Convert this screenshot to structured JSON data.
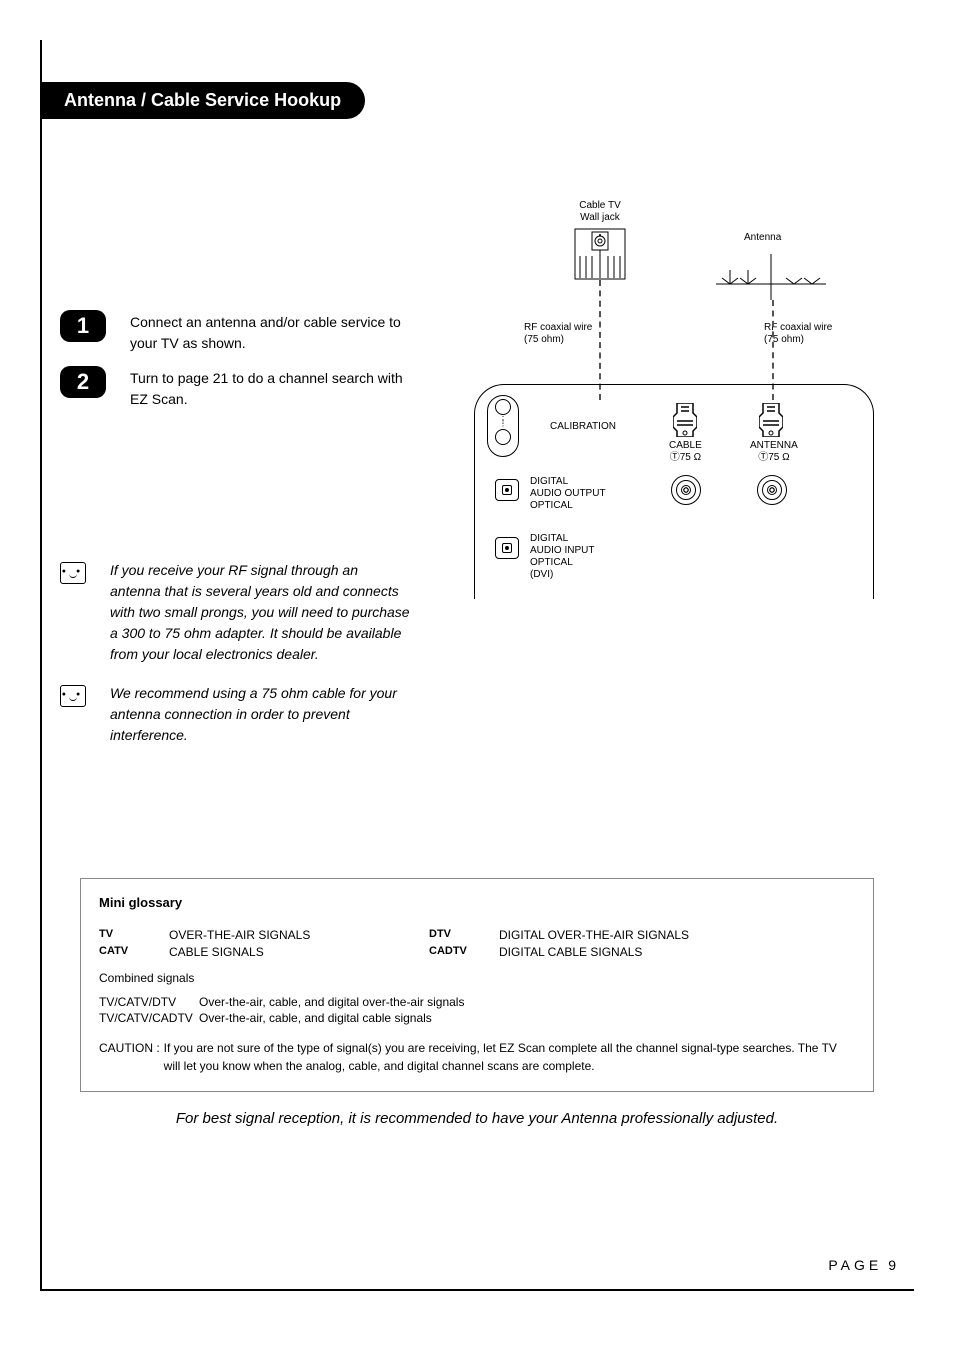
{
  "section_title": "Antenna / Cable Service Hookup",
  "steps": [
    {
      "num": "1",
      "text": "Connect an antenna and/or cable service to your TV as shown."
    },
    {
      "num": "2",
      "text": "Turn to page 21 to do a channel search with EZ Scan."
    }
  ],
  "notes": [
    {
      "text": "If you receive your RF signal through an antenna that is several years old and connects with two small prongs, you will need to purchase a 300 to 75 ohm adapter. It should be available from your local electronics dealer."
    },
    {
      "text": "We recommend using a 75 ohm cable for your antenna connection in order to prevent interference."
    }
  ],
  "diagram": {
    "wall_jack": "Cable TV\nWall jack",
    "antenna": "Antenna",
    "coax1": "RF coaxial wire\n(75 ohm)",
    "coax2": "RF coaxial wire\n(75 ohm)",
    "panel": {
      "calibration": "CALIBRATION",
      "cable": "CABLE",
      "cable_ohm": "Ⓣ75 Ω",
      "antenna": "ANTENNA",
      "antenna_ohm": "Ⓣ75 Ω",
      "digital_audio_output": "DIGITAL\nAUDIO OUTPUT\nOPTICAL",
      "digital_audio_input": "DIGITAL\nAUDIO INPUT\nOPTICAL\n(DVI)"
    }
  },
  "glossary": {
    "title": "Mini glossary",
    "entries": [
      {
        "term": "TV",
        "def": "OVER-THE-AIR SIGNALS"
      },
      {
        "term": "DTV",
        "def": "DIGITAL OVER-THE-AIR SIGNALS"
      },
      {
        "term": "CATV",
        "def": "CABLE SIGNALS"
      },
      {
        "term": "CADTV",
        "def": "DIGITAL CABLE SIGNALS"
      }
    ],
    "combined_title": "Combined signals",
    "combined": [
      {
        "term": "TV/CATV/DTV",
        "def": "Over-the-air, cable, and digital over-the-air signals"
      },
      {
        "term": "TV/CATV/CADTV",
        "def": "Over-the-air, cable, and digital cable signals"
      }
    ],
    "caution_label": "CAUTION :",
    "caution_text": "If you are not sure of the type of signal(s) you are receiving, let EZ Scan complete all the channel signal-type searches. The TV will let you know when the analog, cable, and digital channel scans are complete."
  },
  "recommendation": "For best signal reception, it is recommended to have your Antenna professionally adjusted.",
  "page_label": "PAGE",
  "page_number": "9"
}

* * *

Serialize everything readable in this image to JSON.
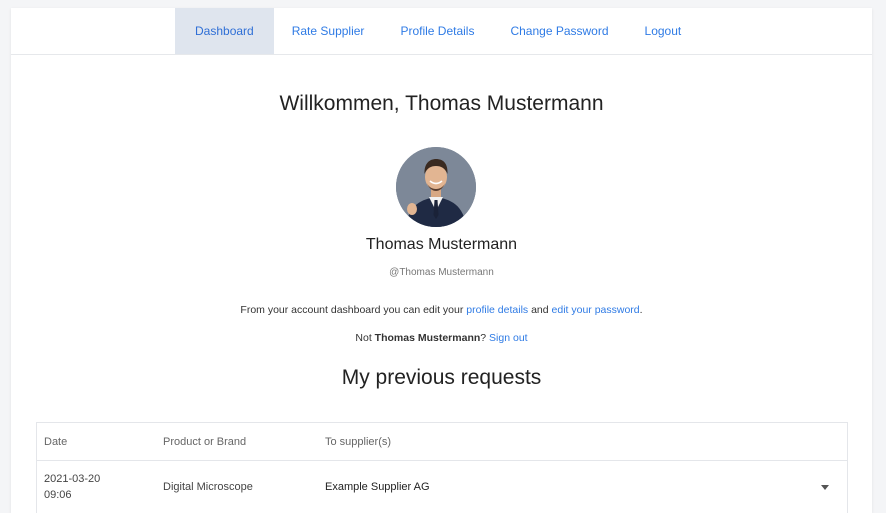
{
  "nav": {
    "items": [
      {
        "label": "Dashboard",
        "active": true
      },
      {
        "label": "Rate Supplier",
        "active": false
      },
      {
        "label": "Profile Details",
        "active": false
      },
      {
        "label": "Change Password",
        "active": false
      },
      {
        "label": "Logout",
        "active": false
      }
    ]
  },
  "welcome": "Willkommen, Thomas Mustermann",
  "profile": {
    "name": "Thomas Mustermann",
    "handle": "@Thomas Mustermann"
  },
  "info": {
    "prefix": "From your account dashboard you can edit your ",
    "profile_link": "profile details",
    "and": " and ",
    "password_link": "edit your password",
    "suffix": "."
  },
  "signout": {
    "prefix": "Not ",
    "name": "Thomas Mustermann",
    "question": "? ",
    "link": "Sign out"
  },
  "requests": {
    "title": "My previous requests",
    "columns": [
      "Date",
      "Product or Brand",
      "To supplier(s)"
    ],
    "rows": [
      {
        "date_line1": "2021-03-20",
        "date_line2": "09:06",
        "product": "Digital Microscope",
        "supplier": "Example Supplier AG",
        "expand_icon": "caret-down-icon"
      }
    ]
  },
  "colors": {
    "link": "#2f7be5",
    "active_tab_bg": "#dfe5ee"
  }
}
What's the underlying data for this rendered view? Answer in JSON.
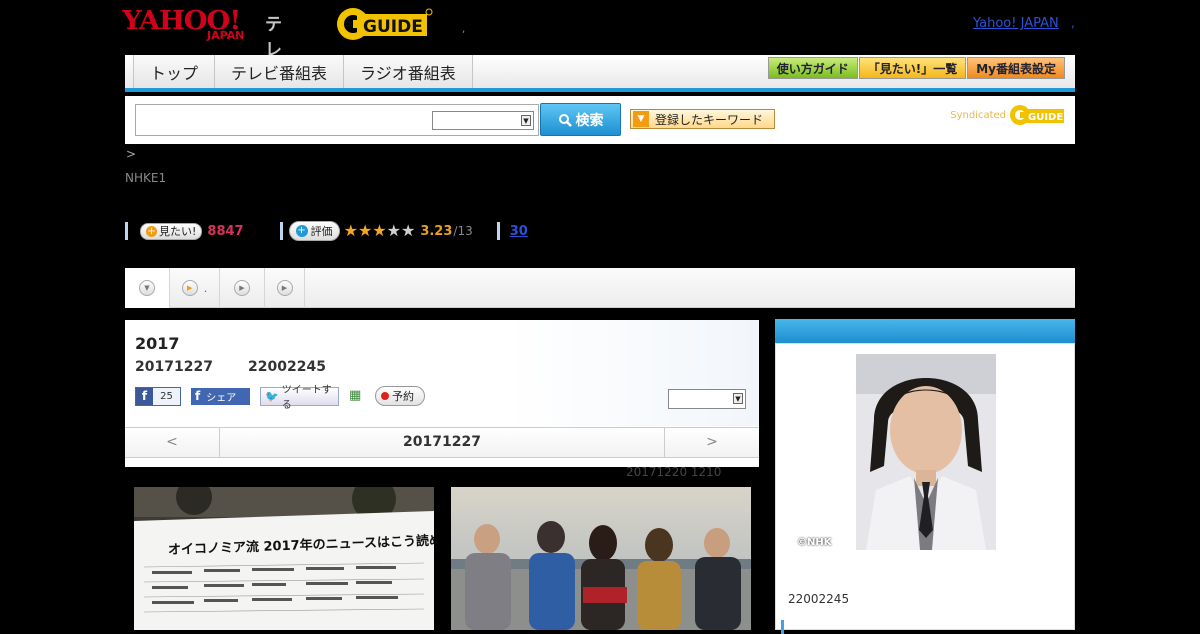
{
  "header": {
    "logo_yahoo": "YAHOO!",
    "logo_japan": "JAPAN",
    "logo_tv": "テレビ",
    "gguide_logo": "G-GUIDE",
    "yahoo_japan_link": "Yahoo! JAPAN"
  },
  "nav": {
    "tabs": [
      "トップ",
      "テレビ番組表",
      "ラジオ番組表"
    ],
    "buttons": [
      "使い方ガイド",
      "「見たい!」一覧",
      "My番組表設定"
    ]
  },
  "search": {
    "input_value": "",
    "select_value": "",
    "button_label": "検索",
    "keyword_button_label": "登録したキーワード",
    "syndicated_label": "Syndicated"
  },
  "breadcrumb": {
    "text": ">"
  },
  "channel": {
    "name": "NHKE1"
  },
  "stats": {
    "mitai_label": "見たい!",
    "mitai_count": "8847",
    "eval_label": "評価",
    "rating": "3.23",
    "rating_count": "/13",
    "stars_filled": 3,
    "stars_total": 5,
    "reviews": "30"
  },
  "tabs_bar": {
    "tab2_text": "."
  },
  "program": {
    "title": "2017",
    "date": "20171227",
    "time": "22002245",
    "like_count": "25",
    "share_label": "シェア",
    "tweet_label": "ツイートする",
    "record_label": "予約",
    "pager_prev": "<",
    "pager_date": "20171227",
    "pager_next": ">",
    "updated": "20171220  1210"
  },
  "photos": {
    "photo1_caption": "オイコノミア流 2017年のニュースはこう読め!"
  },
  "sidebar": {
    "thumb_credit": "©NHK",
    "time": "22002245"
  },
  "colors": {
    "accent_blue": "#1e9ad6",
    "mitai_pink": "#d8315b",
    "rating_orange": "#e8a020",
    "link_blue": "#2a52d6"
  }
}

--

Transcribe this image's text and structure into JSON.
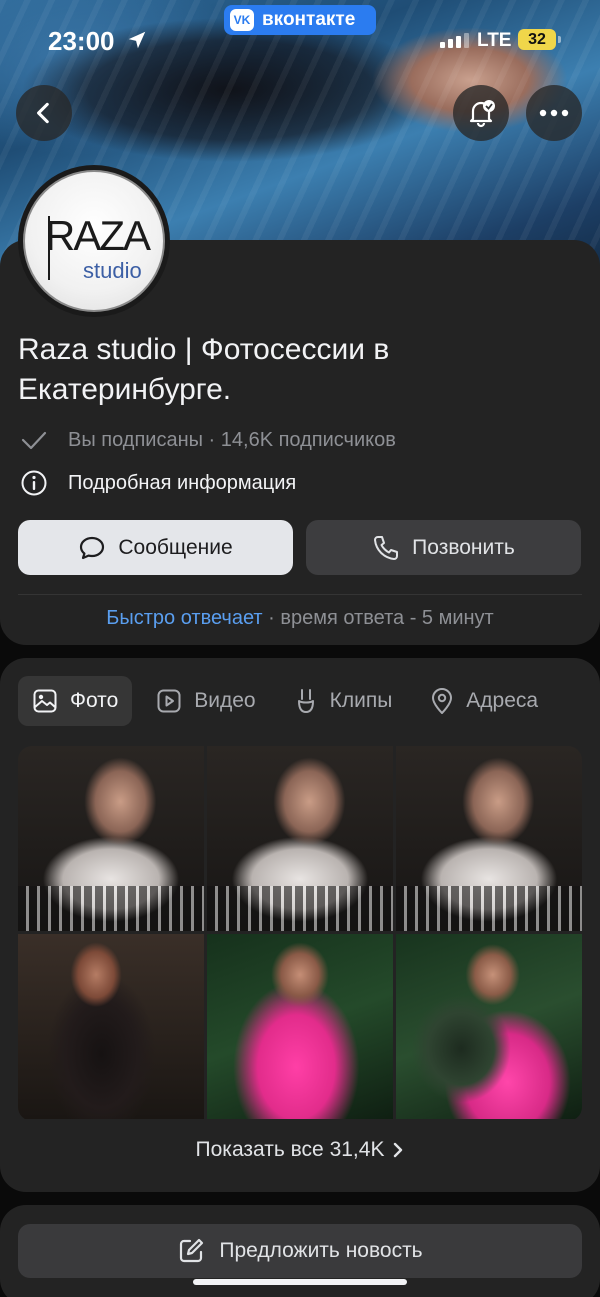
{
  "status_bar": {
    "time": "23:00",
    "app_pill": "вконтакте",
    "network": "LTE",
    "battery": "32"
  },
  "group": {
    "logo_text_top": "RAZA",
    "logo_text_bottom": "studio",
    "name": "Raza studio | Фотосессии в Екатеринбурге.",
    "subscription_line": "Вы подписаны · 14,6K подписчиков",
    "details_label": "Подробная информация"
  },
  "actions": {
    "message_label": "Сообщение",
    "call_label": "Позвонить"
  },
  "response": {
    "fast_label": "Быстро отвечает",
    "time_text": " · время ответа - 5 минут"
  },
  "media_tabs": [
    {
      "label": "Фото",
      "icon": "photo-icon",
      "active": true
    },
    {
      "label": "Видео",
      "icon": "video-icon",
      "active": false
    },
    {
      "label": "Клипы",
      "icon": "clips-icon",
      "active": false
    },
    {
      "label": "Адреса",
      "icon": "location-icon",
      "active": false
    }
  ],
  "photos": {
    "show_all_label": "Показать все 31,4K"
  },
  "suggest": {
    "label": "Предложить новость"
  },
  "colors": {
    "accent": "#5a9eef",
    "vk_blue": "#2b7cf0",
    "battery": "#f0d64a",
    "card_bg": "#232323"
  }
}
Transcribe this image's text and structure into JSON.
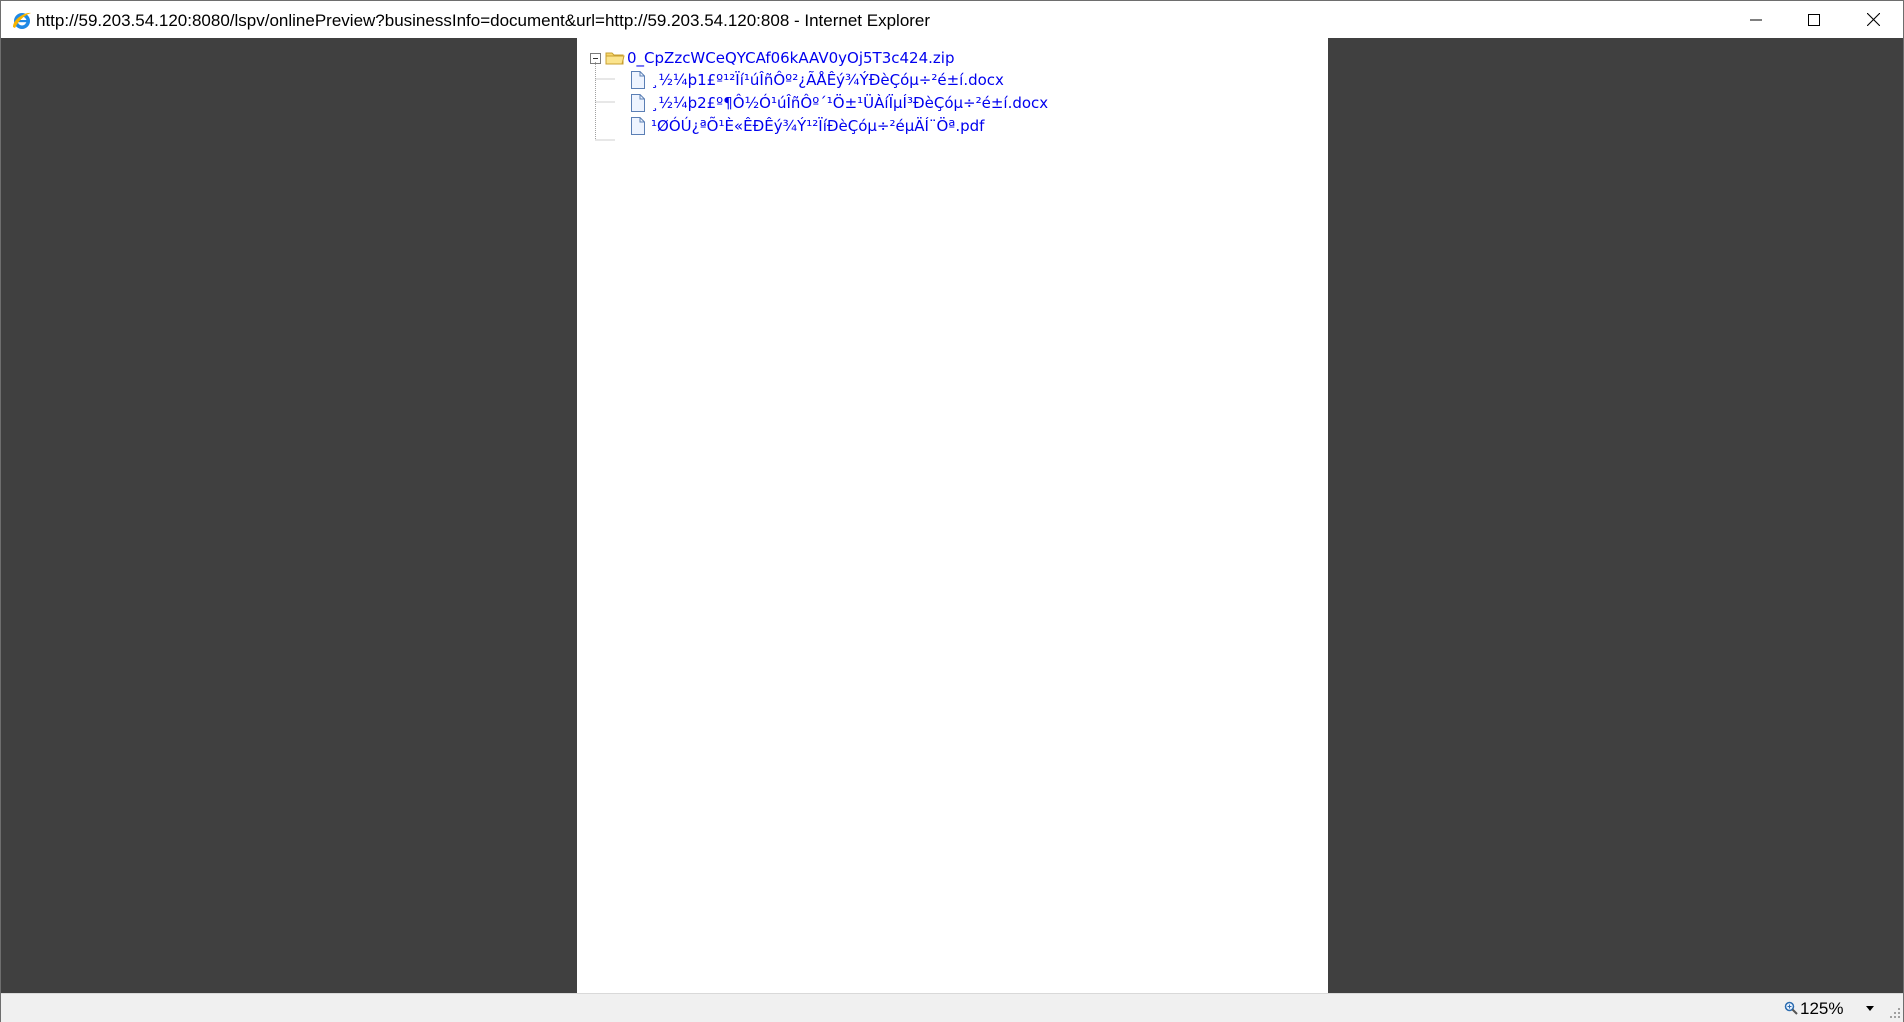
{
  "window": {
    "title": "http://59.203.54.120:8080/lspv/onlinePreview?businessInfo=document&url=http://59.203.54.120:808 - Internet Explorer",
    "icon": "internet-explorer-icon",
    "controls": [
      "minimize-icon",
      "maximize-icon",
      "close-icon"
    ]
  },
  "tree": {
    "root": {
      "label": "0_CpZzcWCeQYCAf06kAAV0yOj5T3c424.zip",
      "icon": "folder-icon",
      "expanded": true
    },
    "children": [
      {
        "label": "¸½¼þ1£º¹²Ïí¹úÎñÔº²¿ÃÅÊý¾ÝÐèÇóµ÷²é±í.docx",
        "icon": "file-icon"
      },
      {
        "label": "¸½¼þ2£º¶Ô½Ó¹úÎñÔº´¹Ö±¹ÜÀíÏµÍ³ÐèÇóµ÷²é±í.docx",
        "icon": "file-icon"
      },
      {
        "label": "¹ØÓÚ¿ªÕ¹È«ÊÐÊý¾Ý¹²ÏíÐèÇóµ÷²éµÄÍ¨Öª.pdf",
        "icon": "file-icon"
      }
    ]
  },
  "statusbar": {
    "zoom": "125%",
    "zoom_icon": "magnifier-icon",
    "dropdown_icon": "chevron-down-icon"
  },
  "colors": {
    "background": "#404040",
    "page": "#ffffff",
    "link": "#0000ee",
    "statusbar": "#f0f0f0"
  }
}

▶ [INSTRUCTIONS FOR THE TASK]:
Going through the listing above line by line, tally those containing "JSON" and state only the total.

▶ [THE COMPLETED TASK]:
5